Mexico has also merited a commendation from financial titan Laurence Fink, co-founder, chairman and CEO of BlackRock, the world’s largest asset manager. “When you look at the world right now ... and you want to see which governments are actually doing something on the structural side that is good for their own economy that goes against their own popularity ... Mexico is right there,” Fink said in November at a New York Times DealBook Conference. “If I were 22 years old and I didn’t know what I wanted to do, I would move to Mexico right now because I think the opportunity is huge there,” he added.

The move to open the energy sector to private investment is not expected to deliver an immediate boost to the economy. “All of the reforms are expected to propel growth in the coming years, but we believe that for 2014 the effect is not going to be so clear,” says Calvo. Instead, Mexico will benefit from a growing consumer sector at home and economic growth in the U.S.

Gerardo Rodriguez, a former Mexican undersecretary of Finance and Public Credit who is now a senior member of BlackRock’s emerging-markets team, rates the country’s financial sector second only to its energy sector as an attractive destination for investors. “Mexico has one of the most sophisticated financial markets of the emerging world, especially local fixed-income markets — not so much on the equity side,” he says. “There are different ways in which you can express a view on the country. And that certainly adds flexibility to the economy.” Rodriguez particularly likes Banorte (Banco Mercantil del Norte), the nation’s third-largest bank by assets, with $120 billion as of September 30, and BanRegio (Banco Regional de Monterey). The economic climate presents an opportune time for smaller banks to expand, he says.

Mexico’s financial sector also scores highly on the BlackRock sovereign risk index. Although Mexico ranks a modest 31 overall out of 48 ranked countries, the country’s financial sector comes in second place, just after that of the U.S. [See interactive index.]

The ability of the banking system to expand its lending will create investment opportunities, according to Rodriguez. “Being a medium-income country, clearly as the middle class has been developing, people demand basic services — say, health care, education, certainly housing.

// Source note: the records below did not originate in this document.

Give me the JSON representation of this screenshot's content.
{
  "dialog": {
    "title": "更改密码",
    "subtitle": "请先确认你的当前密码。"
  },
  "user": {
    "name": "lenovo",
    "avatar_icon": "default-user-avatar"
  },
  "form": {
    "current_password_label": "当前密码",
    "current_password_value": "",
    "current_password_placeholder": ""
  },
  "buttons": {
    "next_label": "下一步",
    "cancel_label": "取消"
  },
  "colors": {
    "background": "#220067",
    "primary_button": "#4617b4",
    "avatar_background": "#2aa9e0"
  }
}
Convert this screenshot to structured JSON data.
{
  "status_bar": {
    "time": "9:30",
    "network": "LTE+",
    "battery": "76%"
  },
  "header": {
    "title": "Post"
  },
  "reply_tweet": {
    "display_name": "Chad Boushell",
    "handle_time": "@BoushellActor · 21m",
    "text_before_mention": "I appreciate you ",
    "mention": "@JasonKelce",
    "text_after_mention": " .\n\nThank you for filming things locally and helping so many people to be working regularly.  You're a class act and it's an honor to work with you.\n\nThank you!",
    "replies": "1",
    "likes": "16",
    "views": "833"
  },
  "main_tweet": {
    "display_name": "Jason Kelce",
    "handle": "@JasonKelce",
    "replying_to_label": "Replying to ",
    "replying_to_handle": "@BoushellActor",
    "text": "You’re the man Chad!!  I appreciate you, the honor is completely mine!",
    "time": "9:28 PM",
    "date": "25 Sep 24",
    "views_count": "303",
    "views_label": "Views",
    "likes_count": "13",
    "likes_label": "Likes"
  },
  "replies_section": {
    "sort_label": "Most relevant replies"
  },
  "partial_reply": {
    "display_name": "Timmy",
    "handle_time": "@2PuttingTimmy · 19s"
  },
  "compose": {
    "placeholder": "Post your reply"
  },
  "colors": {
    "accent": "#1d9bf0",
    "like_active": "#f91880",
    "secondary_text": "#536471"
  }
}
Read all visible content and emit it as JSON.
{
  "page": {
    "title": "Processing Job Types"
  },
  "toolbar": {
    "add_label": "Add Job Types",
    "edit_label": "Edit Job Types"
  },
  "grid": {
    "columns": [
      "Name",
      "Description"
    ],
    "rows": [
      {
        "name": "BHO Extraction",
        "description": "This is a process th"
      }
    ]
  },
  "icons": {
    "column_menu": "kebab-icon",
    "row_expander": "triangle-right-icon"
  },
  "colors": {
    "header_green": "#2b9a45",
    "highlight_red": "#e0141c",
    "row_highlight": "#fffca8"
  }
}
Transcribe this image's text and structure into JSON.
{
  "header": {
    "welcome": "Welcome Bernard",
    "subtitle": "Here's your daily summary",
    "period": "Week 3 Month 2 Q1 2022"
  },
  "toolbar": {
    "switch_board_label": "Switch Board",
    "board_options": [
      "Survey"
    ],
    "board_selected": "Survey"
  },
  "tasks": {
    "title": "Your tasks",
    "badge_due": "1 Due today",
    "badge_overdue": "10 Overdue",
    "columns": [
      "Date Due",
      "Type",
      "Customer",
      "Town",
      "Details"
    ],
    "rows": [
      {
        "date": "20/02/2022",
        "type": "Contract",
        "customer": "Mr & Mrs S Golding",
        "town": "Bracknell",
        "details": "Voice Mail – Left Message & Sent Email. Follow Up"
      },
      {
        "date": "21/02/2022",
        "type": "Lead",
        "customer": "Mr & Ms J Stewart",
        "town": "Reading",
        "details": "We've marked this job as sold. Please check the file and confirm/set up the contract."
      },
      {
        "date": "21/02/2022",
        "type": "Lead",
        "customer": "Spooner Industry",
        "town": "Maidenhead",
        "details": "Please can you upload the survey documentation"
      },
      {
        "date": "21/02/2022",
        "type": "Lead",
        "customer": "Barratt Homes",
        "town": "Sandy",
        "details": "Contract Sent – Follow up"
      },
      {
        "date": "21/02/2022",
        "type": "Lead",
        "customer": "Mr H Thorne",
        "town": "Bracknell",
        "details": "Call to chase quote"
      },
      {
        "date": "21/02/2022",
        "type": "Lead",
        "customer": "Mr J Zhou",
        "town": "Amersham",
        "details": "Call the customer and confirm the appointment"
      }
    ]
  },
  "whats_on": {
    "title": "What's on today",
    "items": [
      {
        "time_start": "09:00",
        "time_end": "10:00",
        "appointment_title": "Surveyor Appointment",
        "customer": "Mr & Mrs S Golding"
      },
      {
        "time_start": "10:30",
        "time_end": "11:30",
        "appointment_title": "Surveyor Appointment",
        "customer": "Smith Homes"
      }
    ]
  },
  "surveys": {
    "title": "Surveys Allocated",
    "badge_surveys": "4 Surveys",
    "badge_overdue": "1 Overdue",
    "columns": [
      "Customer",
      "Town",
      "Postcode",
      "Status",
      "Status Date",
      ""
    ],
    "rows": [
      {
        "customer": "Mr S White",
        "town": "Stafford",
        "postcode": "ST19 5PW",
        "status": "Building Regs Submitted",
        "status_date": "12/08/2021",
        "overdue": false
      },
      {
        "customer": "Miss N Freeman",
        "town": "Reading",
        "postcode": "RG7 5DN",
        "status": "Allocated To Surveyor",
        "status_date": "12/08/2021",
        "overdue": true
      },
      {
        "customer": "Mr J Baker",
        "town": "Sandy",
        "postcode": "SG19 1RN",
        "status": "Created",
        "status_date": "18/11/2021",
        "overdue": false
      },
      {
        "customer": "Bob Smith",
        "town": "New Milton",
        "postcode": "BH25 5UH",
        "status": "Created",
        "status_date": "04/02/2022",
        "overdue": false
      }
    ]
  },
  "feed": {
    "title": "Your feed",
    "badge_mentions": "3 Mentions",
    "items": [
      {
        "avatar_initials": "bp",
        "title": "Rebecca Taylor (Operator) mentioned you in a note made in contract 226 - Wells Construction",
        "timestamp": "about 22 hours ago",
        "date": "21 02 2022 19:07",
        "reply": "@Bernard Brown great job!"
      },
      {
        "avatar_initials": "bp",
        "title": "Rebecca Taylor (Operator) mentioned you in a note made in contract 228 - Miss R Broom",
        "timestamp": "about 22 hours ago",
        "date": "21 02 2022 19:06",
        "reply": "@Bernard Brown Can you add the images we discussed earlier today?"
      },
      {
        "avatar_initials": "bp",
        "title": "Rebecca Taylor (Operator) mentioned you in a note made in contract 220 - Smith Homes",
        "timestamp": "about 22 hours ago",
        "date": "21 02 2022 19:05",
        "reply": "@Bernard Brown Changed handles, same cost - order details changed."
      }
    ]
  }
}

There are a lot of good scenarios there that can become potential investment areas,” he says.

Follow Robert Stowe England on Twitter at @RobertEngland67.